Gender-responsive participatory variety selection in Kenya: Implications for common bean (Phaseolus vulgaris L.) breeding in Kenya
Participatory variety selection (PVS) is the selection of new varieties among fixed lines by farmers under different target environments. It is increasingly being used to select and promote new crop breeding materials in most African countries. A gender-responsive PVS tool was piloted in Embu and Nakuru in the first and second cropping seasons of 2019 to understand similarities and differences between men’s and women’s varietal and trait preferences for biofortified released varieties and local bean varieties (landraces). Pooled results indicate that varietal and trait preferences between men and women farmers were slightly different but followed gendered roles and division of labor. Women farmers have a higher preference for landraces compared to men due to their availability, affordability and accessibility. Preferences for bean varieties differed between men and women across the two counties. High yielding was the most prioritized trait by both men and women for Mwitemania, Nyota, and Angaza. The findings support the long-held assumption that men prefer market-oriented traits, but women have a greater range of concerns thus less market oriented than men. For Nyota, men’s preferences were shaped by market traits, while women’s preferences were based on the variety being early maturing, resistant to pests and diseases, marketable, and fast cooking.
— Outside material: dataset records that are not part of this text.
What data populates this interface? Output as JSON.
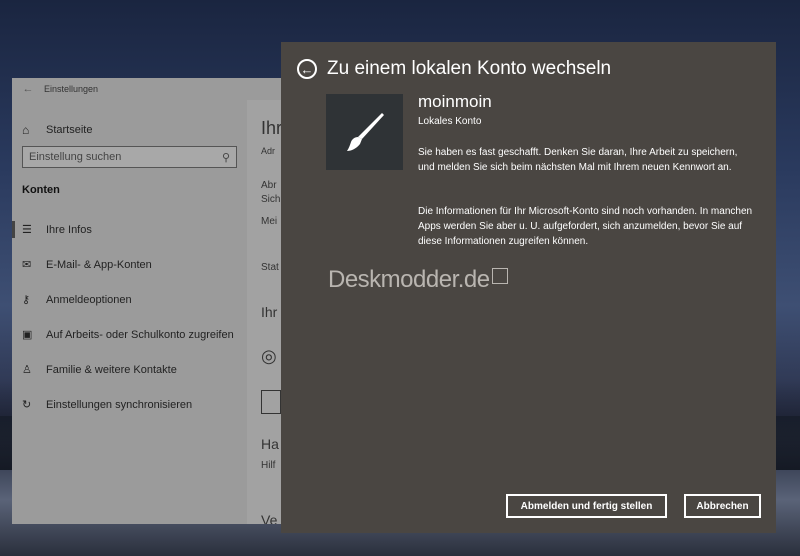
{
  "settings": {
    "window_title": "Einstellungen",
    "home_label": "Startseite",
    "search_placeholder": "Einstellung suchen",
    "section_label": "Konten",
    "nav_items": [
      {
        "label": "Ihre Infos",
        "icon": "person-card-icon"
      },
      {
        "label": "E-Mail- & App-Konten",
        "icon": "mail-icon"
      },
      {
        "label": "Anmeldeoptionen",
        "icon": "key-icon"
      },
      {
        "label": "Auf Arbeits- oder Schulkonto zugreifen",
        "icon": "briefcase-icon"
      },
      {
        "label": "Familie & weitere Kontakte",
        "icon": "person-add-icon"
      },
      {
        "label": "Einstellungen synchronisieren",
        "icon": "sync-icon"
      }
    ],
    "right_fragments": [
      "Ihr",
      "Adr",
      "Abr",
      "Sich",
      "Mei",
      "Stat",
      "Ihr",
      "Ha",
      "Hilf",
      "Ve"
    ]
  },
  "dialog": {
    "title": "Zu einem lokalen Konto wechseln",
    "account_name": "moinmoin",
    "account_type": "Lokales Konto",
    "paragraph1": "Sie haben es fast geschafft. Denken Sie daran, Ihre Arbeit zu speichern, und melden Sie sich beim nächsten Mal mit Ihrem neuen Kennwort an.",
    "paragraph2": "Die Informationen für Ihr Microsoft-Konto sind noch vorhanden. In manchen Apps werden Sie aber u. U. aufgefordert, sich anzumelden, bevor Sie auf diese Informationen zugreifen können.",
    "watermark": "Deskmodder.de",
    "primary_button": "Abmelden und fertig stellen",
    "cancel_button": "Abbrechen"
  }
}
For other varieties, men preferred Mwitemania because it is high yielding, early maturing, resistant to pests and diseases, and marketable. In contrast, women preferred Mwitemania because of seed availability, fast cooking, and early maturing. However, men’s and women’s varietal preferences for Angaza were similar, with them reporting early maturing, resistance to pests and diseases, and marketability as attractive traits. Sociodemographic characteristics such as education, age, marital status, and land ownership underlined the differences in trait preferences. Despite having attractive traits for both men and women, Nyota increased drudgery, displaced women from their usual activities, and required additional inputs by women, signaling possible adoption tradeoffs. However, Nyota, Angaza, and Mwitemania can provide the opportunity to increase employment for women. This study calls for gender integration at the design stage of any breeding system to ensure men and women farmers have access to varieties they prefer for food and income generation.
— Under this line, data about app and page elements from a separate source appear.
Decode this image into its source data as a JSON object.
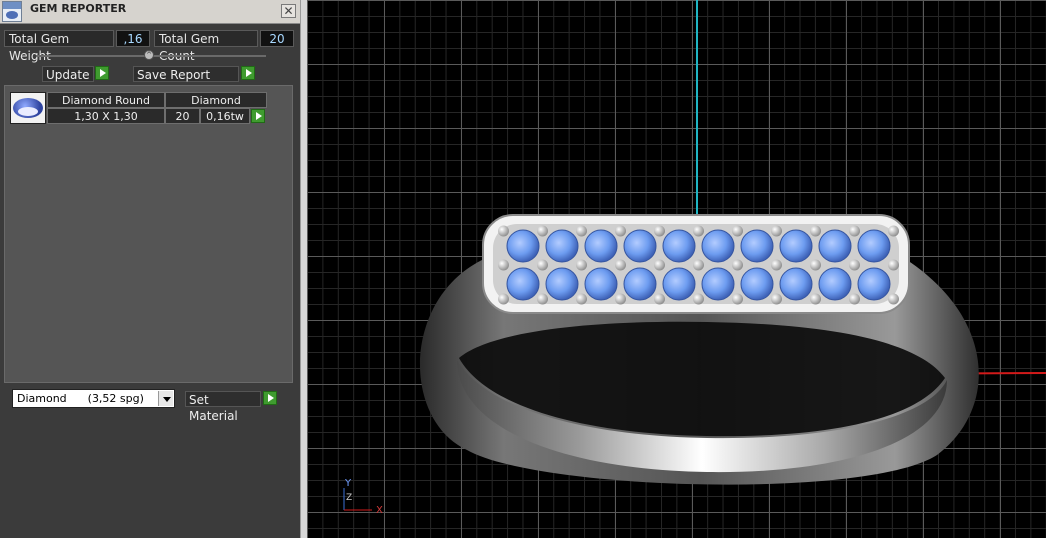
{
  "window": {
    "title": "GEM REPORTER",
    "close_icon": "close-icon"
  },
  "summary": {
    "total_weight_label": "Total Gem Weight",
    "total_weight_value": ",16",
    "total_count_label": "Total Gem Count",
    "total_count_value": "20"
  },
  "actions": {
    "update_label": "Update",
    "save_report_label": "Save Report"
  },
  "gem_list": [
    {
      "thumbnail_icon": "round-diamond-icon",
      "shape": "Diamond Round",
      "material": "Diamond",
      "size": "1,30 X 1,30",
      "count": "20",
      "weight": "0,16tw"
    }
  ],
  "material_select": {
    "selected": "Diamond      (3,52 spg)",
    "set_material_label": "Set Material"
  },
  "viewport": {
    "axis_labels": {
      "y": "Y",
      "z": "Z",
      "x": "X"
    },
    "colors": {
      "grid_major": "#5a5a5a",
      "grid_minor": "#262626",
      "y_axis": "#1fb6c4",
      "x_axis": "#d21a1a",
      "gem": "#6d9cf0",
      "metal": "#c8c8c8"
    }
  }
}
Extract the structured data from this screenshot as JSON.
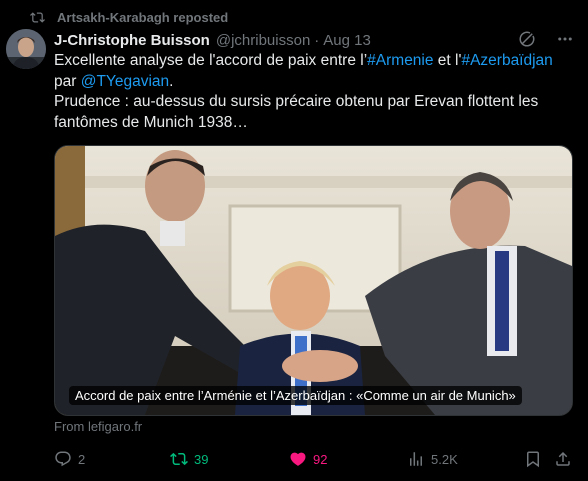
{
  "repost": {
    "label": "Artsakh-Karabagh reposted"
  },
  "author": {
    "name": "J-Christophe Buisson",
    "handle": "@jchribuisson",
    "date": "Aug 13"
  },
  "tweet": {
    "line1_a": "Excellente analyse de l'accord de paix entre l’",
    "tag1": "#Armenie",
    "line1_b": " et l'",
    "tag2": "#Azerbaïdjan",
    "line2_a": "par ",
    "mention": "@TYegavian",
    "line2_b": ".",
    "line3": "Prudence : au-dessus du sursis précaire obtenu par Erevan flottent les fantômes de Munich 1938…"
  },
  "card": {
    "title": "Accord de paix entre l’Arménie et l’Azerbaïdjan : «Comme un air de Munich»",
    "source": "From lefigaro.fr"
  },
  "actions": {
    "replies": "2",
    "reposts": "39",
    "likes": "92",
    "views": "5.2K"
  },
  "colors": {
    "background": "#000000",
    "text": "#e7e9ea",
    "muted": "#71767b",
    "link": "#1d9bf0",
    "repost_green": "#00ba7c",
    "like_pink": "#f91880"
  },
  "icons": {
    "repost": "repost-icon",
    "grok": "grok-icon",
    "more": "more-icon",
    "reply": "reply-icon",
    "like": "heart-icon",
    "views": "views-icon",
    "bookmark": "bookmark-icon",
    "share": "share-icon"
  }
}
Nchanji, Eileen; Lutomia, Cosmas; Odhiambo, Collins; Karanja, David; Kamau, Eliezah.